What I find notably compelling in this composition is its regard and attention to form.
There are nine short movements: 1. Prelude 2. Exaudi 3. Dies Irae 4. Tuba mirum 5. Interlude 6. Rex tremendae 7. Lacrimosa 8. Libera me 9. Postlude. Movements 1, 5, and 9 are instrumental; the others, vocal. The structure, therefore, is 1+3+1+3+1, with the singular movements being three.
The work employs serial technique, which is beyond my knowledge to comment on. But I discern that the Catholic requiem text is abridged into canticles, that is, holy songs of praise that are not of the Psalms. So, structurally, one discerns a brief requiem arranged as nine canticles further arranged as a composite of three multiples of three, organized upon a serial tone row; thus, the integration of four levels of form. Hence, multiplicity within order.

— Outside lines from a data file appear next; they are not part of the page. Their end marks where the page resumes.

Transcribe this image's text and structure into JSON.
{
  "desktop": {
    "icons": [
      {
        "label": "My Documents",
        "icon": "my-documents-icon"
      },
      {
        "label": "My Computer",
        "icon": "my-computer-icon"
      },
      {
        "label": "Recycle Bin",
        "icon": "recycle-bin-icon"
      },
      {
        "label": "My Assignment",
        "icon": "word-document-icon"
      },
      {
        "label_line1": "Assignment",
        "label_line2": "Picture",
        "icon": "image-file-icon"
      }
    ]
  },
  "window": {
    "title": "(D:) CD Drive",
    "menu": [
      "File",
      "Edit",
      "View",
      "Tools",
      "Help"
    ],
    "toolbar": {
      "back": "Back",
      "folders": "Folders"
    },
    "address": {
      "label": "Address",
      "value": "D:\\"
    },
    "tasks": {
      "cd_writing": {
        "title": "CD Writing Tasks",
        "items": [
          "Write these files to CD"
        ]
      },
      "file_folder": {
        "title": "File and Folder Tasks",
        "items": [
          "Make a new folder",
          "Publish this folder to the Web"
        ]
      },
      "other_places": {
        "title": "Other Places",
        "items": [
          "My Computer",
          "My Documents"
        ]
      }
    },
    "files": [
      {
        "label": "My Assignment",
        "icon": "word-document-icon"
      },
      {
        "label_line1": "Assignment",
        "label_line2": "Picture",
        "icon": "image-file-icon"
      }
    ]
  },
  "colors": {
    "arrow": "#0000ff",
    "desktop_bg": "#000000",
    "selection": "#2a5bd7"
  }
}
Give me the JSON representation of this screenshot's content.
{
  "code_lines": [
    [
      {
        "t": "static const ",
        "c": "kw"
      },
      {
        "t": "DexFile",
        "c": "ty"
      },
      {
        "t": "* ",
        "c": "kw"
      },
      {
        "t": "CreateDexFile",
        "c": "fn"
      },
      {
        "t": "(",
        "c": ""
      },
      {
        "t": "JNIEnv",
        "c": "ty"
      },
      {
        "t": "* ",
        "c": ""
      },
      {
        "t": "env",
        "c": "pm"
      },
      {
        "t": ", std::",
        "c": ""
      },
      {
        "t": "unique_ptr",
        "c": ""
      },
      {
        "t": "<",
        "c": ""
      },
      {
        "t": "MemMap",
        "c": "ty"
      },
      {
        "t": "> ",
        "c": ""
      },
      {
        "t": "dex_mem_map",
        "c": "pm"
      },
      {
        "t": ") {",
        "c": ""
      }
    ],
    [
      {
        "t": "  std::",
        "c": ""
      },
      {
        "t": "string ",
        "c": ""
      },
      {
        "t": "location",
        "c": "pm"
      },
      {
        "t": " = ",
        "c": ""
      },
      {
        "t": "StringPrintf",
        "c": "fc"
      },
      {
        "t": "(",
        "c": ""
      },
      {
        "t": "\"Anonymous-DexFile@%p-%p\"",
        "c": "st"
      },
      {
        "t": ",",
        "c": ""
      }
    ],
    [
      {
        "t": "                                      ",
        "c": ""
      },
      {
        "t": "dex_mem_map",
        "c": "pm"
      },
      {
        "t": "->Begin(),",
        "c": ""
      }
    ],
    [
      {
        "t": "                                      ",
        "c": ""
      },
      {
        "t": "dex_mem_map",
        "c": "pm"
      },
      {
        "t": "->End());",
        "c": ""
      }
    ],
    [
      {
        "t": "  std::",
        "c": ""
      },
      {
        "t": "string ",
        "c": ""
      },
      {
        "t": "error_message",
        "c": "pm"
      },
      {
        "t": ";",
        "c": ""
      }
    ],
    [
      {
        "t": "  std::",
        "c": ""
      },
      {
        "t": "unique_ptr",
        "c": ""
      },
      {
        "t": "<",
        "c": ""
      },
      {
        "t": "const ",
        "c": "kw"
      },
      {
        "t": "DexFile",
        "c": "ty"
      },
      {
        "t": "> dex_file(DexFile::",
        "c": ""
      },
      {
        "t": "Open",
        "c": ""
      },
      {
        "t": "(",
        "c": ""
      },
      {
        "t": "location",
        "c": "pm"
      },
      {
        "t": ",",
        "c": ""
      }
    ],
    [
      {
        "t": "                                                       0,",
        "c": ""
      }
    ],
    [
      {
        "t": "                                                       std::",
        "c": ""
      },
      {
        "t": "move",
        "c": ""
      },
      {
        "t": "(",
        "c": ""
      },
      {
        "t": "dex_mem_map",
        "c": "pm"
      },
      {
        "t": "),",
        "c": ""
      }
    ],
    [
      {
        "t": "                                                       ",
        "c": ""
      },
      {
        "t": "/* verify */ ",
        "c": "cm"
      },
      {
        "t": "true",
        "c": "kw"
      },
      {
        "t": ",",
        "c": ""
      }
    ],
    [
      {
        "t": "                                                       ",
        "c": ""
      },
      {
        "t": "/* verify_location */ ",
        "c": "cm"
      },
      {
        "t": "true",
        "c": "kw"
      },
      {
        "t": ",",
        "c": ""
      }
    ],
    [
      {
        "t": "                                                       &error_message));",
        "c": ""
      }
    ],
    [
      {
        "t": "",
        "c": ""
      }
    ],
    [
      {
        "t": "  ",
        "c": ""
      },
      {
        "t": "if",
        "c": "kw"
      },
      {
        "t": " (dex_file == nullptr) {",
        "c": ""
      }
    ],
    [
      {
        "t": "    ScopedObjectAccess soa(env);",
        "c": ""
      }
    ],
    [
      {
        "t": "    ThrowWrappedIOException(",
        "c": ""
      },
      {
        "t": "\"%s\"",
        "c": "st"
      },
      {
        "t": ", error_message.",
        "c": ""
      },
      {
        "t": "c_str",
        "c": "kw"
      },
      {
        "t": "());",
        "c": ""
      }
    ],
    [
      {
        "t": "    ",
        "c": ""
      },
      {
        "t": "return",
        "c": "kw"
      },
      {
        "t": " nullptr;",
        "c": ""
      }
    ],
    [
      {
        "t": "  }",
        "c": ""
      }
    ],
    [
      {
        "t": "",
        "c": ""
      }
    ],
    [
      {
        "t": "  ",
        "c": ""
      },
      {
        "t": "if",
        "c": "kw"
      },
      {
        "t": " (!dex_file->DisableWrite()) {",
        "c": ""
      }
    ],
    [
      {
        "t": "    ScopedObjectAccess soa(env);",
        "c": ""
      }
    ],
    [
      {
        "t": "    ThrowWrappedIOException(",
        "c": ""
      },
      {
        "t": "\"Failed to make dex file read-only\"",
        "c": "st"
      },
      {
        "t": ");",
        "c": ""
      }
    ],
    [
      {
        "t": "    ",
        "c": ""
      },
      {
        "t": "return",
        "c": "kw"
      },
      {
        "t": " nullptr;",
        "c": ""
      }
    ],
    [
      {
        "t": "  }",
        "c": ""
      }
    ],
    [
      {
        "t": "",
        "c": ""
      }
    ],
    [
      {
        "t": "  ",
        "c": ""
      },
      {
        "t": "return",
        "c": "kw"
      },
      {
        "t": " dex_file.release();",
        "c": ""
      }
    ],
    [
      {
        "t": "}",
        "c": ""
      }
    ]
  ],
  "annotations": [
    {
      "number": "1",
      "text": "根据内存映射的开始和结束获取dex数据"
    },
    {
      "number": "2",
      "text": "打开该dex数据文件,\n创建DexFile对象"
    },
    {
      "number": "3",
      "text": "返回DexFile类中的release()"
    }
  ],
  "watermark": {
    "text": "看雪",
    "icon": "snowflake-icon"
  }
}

This respect of form is further impressed upon the listener by the vocal imitation of the convention of the sounding trumpet in the Tuba mirum; the acknowledgement of the tradition of a solo alto voice in the Lacrimosa; the inspiration of rather than emulating the beatific approach of the singular soul to paradise, of the employing of chatter, as if the supplication were universal, in the Libera me; and, the sounding of welcoming bells to invoke and merge with the sounding of the call of the horn from the spiritual gates in the final ascent to what lies beyond, in the postlude.